In many bankruptcies, a state will be included among the creditors seeking payment from the debtor; the debtor will often, in turn, have claims against the state. In this Note, Troy McKenzie analyzes the limitations on bankruptcy court jurisdiction over claims involving states as a result of the Supreme Court’s interpretation of the Eleventh Amendment in Seminole Tribe v. Florida. He suggests that the courts and Congress still possess tools to minimize those limitations. First, he argues that the most important precedent on Eleventh Amendment sovereign immunity in bankruptcy, Gardner v. New Jersey, supports the conclusion that, when a state files a claim against a debtor, bankruptcy courts retain jurisdiction over any proceeding initiated by the debtor-whether transactionally related to the state’s claim or not-that must be resolved in order to adjudicate the state’s claim. Second, because a bankruptcy court’s ability to remedy some state violations of bankruptcy law is limited when the state has not filed a claim against the debtor, McKenzie argues that Congress should give states bankruptcy related incentives to waive their sovereign immunity in bankruptcy cases. In exchange for the preferential treatment of certain state claims afforded by the Bankruptcy Code, Congress may require states to enact a waiver of sovereign immunity in bankruptcy in the interest of securing the orderly and equitable operation of the national bankruptcy system.
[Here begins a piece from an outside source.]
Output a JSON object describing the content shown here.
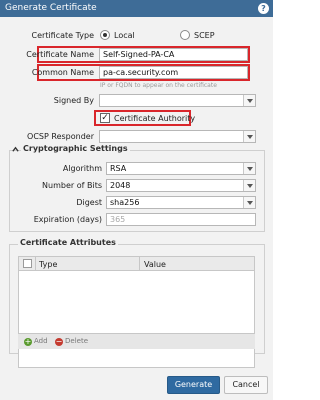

In this Note, Lara Bazelon advocates the implementation of a reformulated infancy defense by juvenile courts. The defense would create a protective presumption for juveniles ages seven to eleven who are charged with serious offenses. This presumption would require the state to prove that the charged juvenile had both the capacity to possess and was in possession of the charged crime’s requisite mens rea. The defense would grant similar protection to juveniles over the age of eleven who could demonstrate lack of capacity sufficient to justify such a presumption. In defense of her proposition, Bazelon describes the development of the infancy defense and critiques the primary justifications behind its erosion, including the Rehabilitation Theory, the Procedural Policing Theory, and the Demarcation Theory. She analyzes the ongoing trend towards treating juveniles as “miniature adults,” the emphasis on punishment over rehabilitation in juvenile courts, and the psychological underdevelopment of juveniles as it relates to criminal behavior. Bazelon concludes by proposing a model statute that recognizes and attempts to account for the unique mental state of juveniles who commit serious offenses.